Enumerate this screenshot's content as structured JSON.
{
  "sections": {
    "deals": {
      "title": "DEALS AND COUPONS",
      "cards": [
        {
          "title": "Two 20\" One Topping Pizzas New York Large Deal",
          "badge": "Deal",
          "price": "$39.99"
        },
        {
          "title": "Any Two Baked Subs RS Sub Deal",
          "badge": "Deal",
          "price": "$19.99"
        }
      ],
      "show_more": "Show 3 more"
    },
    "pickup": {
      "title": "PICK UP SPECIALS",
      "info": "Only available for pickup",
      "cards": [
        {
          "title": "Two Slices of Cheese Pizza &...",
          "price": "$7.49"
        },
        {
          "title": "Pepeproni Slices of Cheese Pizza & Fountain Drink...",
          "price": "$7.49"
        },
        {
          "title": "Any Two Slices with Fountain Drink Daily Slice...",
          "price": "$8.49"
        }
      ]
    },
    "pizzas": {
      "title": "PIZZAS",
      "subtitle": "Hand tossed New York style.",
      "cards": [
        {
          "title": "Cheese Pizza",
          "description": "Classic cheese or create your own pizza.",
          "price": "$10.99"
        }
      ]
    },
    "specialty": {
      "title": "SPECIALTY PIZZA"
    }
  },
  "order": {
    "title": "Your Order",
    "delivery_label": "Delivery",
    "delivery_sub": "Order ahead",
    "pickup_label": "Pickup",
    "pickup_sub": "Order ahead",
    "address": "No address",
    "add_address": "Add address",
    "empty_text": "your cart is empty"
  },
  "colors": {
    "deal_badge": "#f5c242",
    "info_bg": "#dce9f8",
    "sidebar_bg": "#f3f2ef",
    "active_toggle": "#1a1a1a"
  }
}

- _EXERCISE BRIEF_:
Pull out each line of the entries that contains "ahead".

- _ANSWER_:
    "delivery_sub": "Order ahead",
    "pickup_sub": "Order ahead",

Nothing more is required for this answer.